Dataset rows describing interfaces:
————————
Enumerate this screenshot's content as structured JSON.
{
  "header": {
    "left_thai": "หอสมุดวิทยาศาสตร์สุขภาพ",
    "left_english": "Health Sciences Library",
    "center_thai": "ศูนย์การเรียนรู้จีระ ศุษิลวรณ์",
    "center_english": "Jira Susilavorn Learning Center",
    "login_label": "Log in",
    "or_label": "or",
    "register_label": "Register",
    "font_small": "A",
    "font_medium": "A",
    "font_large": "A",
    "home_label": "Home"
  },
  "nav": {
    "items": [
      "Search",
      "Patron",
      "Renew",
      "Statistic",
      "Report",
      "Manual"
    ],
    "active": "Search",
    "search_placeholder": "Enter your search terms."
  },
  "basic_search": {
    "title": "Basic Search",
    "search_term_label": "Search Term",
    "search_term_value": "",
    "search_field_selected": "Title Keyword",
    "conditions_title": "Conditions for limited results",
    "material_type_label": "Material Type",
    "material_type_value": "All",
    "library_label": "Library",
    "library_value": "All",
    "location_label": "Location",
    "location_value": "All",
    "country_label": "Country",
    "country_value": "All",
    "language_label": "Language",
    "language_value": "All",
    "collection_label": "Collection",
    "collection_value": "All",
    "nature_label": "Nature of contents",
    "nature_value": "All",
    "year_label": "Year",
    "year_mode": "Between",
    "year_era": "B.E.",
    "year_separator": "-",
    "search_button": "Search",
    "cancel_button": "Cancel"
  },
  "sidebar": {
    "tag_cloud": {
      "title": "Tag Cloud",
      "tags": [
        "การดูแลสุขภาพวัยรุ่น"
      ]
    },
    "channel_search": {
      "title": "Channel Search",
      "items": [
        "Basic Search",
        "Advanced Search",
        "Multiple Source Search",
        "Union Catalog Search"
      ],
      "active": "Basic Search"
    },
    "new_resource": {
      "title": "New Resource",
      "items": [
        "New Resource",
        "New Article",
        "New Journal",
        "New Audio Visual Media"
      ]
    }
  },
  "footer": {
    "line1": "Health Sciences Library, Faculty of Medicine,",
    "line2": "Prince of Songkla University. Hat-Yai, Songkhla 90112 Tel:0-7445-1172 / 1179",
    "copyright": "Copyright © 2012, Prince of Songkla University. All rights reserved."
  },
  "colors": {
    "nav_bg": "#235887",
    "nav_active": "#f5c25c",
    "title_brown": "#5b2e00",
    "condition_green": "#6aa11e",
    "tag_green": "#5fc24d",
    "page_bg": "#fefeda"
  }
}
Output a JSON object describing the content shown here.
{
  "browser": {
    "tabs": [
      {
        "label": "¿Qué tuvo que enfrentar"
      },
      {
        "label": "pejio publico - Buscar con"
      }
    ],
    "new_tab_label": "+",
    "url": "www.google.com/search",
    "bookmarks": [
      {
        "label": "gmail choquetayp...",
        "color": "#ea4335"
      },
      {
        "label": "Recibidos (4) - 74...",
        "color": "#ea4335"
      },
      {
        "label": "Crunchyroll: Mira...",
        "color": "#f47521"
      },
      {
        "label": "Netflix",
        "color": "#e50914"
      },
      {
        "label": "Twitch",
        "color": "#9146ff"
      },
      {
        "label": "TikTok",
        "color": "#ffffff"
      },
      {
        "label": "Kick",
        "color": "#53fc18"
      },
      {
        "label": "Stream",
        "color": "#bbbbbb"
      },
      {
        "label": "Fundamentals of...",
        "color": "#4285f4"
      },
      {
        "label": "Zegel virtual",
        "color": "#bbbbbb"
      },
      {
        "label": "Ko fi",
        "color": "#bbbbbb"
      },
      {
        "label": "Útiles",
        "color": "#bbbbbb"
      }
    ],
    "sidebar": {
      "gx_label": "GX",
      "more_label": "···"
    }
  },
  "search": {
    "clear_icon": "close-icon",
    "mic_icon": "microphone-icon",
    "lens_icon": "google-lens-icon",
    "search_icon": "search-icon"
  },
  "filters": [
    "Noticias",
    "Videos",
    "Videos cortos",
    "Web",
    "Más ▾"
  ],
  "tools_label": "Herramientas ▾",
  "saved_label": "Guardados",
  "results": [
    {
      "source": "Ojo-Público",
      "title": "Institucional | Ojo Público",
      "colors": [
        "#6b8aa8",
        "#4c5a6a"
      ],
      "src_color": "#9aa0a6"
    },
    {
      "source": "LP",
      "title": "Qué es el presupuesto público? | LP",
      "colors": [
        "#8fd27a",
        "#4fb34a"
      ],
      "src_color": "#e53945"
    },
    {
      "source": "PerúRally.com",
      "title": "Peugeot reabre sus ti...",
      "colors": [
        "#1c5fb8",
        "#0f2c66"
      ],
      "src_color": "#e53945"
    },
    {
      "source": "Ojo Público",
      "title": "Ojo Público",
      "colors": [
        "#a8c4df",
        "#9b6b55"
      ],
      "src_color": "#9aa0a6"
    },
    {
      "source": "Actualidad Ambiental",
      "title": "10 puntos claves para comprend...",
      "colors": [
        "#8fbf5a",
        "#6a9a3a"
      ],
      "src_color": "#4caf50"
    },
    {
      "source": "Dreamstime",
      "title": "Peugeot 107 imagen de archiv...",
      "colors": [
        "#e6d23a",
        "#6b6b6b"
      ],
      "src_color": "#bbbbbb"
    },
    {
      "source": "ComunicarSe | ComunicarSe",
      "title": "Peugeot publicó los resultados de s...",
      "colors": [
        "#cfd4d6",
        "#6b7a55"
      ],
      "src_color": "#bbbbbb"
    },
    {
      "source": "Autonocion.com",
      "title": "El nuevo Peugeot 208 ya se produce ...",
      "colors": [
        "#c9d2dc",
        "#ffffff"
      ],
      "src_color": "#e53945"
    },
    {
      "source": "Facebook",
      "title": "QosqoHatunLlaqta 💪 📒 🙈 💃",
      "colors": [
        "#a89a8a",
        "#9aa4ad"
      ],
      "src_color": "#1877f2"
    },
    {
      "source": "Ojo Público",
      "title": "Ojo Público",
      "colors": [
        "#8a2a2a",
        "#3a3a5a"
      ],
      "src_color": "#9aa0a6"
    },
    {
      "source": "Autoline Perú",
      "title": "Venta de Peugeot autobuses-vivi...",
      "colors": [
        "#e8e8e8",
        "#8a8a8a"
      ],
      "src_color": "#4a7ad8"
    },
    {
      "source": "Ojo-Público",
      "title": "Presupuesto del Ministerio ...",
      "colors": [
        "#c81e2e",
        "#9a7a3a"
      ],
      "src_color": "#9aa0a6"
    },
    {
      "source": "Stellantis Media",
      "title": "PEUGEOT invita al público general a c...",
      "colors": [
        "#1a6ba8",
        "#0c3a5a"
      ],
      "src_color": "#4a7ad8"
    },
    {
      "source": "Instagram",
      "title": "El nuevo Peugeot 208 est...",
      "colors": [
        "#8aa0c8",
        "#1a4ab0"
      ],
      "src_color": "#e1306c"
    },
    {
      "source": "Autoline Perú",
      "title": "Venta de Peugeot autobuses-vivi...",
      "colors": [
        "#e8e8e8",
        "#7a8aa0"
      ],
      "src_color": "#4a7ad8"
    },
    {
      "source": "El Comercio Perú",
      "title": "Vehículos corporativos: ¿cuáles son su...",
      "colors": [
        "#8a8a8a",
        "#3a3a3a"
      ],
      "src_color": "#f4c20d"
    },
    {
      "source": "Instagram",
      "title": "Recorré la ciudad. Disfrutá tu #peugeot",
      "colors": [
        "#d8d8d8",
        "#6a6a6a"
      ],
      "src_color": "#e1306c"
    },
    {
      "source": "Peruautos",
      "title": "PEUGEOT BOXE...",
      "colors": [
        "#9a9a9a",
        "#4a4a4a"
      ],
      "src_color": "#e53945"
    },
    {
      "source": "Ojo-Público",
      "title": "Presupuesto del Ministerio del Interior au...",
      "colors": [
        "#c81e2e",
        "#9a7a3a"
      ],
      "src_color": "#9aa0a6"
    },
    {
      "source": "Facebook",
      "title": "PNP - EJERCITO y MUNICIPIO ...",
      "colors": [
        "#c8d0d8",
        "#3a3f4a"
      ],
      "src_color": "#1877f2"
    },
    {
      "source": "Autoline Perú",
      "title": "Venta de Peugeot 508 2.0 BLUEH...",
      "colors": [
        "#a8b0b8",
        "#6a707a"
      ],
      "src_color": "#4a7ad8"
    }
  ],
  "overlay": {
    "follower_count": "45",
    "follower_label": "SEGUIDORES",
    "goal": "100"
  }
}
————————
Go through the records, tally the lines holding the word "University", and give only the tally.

YOUR RESPONSE: 2